TASK DATA:

※ ※ ※

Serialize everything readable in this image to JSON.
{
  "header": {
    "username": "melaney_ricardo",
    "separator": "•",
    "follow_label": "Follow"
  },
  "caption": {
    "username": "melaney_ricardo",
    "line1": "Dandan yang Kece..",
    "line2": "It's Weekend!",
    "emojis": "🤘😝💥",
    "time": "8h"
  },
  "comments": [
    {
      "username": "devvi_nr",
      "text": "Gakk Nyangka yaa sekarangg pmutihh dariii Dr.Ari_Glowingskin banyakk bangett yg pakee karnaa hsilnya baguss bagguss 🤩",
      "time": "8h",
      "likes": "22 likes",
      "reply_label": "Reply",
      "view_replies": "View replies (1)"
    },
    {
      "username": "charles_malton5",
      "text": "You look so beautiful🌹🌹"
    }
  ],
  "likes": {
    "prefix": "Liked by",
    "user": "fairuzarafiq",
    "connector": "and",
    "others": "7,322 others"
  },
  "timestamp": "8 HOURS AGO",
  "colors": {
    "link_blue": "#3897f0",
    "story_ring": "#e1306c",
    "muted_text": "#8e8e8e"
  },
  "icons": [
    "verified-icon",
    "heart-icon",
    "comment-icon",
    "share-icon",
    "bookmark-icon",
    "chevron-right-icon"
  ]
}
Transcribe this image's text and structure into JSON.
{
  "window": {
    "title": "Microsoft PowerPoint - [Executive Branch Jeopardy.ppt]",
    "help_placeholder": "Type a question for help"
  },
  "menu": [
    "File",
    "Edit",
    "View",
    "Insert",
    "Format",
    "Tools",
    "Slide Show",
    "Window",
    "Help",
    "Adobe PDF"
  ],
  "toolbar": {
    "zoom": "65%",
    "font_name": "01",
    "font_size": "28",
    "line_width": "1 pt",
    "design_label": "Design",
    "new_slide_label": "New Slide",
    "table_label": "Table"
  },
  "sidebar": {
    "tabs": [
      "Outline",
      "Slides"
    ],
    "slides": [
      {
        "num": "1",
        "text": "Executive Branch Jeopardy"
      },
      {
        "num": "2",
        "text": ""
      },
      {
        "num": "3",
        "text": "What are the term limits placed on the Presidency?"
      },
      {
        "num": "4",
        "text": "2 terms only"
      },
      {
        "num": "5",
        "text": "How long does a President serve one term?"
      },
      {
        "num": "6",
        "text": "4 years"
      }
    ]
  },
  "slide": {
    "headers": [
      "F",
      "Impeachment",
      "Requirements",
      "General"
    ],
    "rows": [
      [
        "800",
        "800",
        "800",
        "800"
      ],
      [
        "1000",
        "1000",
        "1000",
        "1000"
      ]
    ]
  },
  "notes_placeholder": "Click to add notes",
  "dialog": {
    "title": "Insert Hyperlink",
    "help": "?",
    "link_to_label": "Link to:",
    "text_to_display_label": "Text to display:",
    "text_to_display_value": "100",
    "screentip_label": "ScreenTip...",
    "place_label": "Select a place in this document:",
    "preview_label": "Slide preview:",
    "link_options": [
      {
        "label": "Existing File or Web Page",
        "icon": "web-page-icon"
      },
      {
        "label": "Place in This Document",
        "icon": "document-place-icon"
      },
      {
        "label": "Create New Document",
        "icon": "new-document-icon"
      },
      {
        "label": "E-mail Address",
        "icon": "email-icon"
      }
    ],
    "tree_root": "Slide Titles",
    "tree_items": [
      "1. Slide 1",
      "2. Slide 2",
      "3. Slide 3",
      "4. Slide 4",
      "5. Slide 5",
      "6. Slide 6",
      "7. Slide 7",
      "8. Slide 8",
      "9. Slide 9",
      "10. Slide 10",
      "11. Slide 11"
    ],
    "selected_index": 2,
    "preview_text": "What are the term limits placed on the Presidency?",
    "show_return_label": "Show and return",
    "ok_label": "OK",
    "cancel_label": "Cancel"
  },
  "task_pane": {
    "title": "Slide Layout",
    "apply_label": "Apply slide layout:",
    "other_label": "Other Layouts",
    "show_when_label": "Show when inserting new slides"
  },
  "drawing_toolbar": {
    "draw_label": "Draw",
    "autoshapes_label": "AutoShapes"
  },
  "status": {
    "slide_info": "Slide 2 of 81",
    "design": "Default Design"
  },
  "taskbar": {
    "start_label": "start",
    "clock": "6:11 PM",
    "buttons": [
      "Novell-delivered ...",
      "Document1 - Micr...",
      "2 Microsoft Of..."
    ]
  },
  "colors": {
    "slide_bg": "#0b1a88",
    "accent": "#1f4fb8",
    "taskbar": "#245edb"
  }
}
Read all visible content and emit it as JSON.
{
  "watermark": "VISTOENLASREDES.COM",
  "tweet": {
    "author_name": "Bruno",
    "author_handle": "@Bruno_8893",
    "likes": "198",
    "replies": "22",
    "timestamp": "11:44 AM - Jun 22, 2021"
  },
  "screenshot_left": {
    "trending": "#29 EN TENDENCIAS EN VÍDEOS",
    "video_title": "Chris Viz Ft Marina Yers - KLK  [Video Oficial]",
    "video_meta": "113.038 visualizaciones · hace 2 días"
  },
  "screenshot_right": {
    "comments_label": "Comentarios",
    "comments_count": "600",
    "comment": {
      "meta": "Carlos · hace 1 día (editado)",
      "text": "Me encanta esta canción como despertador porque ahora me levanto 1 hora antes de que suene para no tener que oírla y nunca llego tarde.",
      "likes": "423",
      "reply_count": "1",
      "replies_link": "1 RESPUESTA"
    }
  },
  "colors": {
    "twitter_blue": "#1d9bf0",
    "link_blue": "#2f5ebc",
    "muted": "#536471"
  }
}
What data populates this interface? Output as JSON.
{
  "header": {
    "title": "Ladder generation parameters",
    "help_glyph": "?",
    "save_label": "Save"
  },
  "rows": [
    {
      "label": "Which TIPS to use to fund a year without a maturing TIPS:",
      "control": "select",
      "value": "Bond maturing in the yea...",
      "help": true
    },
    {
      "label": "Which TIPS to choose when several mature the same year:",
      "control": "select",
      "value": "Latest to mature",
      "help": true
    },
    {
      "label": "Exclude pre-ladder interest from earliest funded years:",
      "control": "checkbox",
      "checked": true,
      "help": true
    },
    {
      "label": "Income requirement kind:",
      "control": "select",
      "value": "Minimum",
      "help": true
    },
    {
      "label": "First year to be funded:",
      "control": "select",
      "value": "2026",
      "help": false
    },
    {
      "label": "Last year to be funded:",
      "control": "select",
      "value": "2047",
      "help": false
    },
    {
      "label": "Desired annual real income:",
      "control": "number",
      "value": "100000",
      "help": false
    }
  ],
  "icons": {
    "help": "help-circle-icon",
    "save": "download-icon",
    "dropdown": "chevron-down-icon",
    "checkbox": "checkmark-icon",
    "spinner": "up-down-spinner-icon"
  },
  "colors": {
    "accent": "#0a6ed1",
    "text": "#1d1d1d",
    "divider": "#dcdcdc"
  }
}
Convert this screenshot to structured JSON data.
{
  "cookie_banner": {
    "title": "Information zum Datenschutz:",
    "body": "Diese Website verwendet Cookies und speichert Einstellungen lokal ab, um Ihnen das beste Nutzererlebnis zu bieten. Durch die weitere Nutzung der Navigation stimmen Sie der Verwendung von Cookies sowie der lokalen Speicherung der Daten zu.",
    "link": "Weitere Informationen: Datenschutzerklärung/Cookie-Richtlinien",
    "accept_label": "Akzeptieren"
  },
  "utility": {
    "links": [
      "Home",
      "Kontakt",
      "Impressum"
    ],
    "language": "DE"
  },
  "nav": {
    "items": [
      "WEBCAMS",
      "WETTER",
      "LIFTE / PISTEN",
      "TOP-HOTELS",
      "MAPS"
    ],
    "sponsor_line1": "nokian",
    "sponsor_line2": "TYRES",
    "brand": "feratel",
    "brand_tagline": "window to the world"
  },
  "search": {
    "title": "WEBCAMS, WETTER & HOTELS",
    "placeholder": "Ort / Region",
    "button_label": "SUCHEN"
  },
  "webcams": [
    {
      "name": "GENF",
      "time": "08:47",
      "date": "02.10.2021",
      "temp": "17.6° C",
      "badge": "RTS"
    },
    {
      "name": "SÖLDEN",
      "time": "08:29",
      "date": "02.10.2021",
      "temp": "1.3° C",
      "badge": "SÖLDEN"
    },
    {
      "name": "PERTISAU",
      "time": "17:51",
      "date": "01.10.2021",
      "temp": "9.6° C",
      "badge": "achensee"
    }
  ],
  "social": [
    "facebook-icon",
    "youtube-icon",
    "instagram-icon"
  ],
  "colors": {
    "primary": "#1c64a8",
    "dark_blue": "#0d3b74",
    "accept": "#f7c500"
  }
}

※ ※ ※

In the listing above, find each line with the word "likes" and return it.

      "likes": "22 likes",
  "likes": {
    "likes": "198",
      "likes": "423",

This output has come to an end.